tl;dr: if you’re using
libfwupd to download firmware, nothing changes and everything continues as before. If you’re using something like
wget that doesn’t follow redirects by default you might need to add a command line argument to download firmware from the LVFS.
Just a quick note to explain something that some people might have noticed; if you’re using fwupd >= 1.6.1 or >= 1.5.10 when you connect to the LVFS to download a firmware file you actually get redirected to the same file on the CDN. e.g. downloading
https://fwupd/download/foo.cab gets a redirect to
https://cdn.fwupd/download/foo.cab which is then streamed to the user. Why this insanity?
As some of you know, egress charges from AWS are insanely high. The Linux Foundation are the kind people that kindly pay the LVFS bill every month, and a 4 years ago that was just a few hundred dollars and that was a rounding error to them. Last year we again grew at more than 100% and the projection for next year is going to surpass even that; the average size of firmware files has gone from ~30MB to ~50MB with much, much, larger server firmware in the pipeline. We certainly can’t watch the egress bill scale linearly with the LVFS popularity, else some accountant at the Linux Foundation is going to start asking questions – especially when Fastly provides the LF a geo-replicated CDN – which we’re not using.
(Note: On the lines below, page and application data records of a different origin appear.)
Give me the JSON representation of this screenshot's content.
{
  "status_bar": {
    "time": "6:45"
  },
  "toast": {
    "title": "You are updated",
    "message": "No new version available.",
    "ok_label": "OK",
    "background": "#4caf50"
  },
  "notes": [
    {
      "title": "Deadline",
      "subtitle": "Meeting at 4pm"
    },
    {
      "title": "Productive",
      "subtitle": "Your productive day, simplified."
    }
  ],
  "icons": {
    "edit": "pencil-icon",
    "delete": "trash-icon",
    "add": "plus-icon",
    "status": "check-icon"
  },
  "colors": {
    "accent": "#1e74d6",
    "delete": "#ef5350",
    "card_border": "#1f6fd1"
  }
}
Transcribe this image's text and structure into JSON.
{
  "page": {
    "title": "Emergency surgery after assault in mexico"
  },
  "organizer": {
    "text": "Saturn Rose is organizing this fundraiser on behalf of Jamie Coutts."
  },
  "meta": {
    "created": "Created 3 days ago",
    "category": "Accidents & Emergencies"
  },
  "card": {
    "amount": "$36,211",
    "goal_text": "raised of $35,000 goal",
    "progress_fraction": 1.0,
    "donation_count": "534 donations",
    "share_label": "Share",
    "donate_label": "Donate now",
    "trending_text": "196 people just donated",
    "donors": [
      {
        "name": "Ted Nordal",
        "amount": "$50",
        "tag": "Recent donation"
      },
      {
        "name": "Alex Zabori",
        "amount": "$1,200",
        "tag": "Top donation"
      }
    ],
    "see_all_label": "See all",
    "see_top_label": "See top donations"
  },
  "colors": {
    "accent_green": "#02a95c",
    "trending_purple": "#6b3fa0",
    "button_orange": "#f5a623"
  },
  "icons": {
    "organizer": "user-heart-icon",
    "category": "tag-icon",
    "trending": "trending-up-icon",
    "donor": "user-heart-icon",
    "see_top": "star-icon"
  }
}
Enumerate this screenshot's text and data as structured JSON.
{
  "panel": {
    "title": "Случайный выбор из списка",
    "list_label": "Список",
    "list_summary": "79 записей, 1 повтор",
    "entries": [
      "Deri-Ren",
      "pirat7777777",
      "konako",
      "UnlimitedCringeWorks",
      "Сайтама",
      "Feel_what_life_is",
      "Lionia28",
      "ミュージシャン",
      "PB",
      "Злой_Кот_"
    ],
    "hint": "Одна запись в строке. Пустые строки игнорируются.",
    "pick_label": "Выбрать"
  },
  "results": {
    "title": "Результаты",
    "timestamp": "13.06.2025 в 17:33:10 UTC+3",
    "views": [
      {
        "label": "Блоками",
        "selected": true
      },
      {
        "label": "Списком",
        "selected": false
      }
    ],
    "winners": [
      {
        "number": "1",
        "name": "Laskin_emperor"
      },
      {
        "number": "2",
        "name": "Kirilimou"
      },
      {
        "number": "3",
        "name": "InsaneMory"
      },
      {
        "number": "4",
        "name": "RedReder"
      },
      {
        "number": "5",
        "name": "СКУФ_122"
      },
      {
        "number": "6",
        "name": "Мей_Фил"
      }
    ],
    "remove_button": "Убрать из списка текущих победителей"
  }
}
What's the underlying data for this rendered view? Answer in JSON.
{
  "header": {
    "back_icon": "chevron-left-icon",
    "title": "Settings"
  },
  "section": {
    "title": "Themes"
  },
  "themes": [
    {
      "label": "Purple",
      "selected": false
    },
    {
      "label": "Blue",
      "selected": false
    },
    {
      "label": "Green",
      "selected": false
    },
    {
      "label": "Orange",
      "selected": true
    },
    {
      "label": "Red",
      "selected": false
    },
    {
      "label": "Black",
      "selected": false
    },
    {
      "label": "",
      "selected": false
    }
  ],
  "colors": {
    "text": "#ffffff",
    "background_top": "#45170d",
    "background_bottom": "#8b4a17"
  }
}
So why don’t we put the CDN URL in the XML metadata directly, and then avoid all this redirect complexity altogether? This time the lawyers get us, as we’re required by US law to restrict distribution of some firmware to some countries on an embargo list. It’s very complicated, and it varies by vendor, but it’s not something we can avoid. So for this reason, the LVFS does a GeoIP lookup on the client IP, and if it’s all okay we then redirect the client to the CDN-cached version. It also lets us tell the vendor how many times the firmware has been downloaded without importing the CDN logs every 24 hours – which would be even harder as we only keep them for a short time for privacy reasons.